Small systems, big targets: power sector reforms and renewable energy in small systems

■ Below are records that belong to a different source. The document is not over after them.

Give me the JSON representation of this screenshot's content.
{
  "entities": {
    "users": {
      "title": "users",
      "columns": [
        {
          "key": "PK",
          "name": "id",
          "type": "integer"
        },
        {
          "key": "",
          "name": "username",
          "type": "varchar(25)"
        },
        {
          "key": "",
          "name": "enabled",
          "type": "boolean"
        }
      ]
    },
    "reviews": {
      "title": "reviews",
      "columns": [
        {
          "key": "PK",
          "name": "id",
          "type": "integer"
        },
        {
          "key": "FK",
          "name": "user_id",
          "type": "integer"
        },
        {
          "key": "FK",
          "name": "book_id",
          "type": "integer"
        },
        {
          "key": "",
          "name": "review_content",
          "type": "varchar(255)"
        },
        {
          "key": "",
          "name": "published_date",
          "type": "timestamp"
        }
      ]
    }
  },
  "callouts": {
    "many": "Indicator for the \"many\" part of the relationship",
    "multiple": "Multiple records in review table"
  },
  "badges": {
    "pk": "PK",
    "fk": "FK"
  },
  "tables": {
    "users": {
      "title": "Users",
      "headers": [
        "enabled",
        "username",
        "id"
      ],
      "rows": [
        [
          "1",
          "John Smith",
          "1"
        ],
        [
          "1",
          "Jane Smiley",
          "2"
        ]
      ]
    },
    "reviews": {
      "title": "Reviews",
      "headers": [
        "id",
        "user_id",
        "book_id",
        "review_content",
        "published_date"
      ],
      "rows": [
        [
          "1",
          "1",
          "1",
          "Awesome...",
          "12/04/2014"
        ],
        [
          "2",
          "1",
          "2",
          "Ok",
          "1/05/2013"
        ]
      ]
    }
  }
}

There is some consensus that the traditional energy-only electricity markets, where prices are based on system marginal cost, cannot function efficiently with both fossil fuels and renewables, resulting in market disruptions and price volatility. Consequently, much attention has been focused on ways to integrate these different resources in larger and mature electricity systems, such as the use of capacity markets in addition to energy-only markets. This article argues that the effectiveness of competition is limited by the size of an electricity system and that there is a threshold size (and associated characteristics such as tropical locations, lack of access, and the prevalence of remote communities of consumers) below which competition will not produce the expected outcomes. This article discusses the reform of small electricity systems to integrate renewable energy through three case studies: Nicaragua, El Salvador, and Australia’s Northern Territory. It concludes that electricity reforms and renewables can be complementary in small systems when supported by appropriate instruments and incentives. The authors draw policy lessons for other small systems that are pursuing a triad of objectives: electricity reform, large-scale renewables development, and improvement of energy access.

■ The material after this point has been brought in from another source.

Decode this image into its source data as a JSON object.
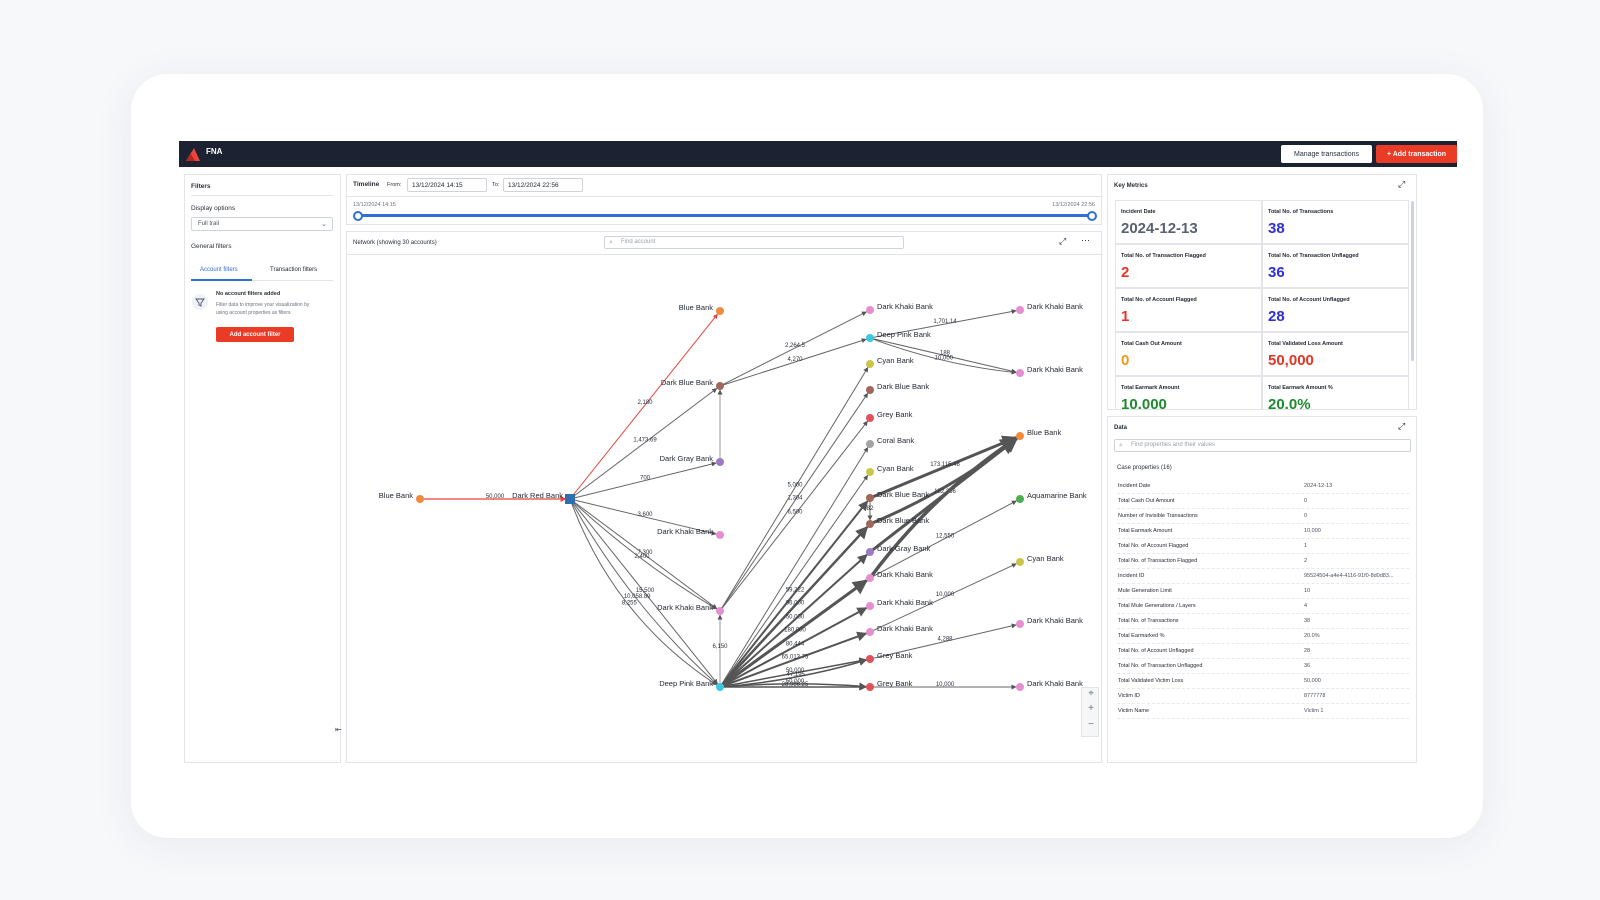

Nepal, R., Jamasb, T., and Sen, A. (2018). ‘Small systems, big targets: power sector reforms and renewable energy in small systems’, Energy Policy, 116, 19–29.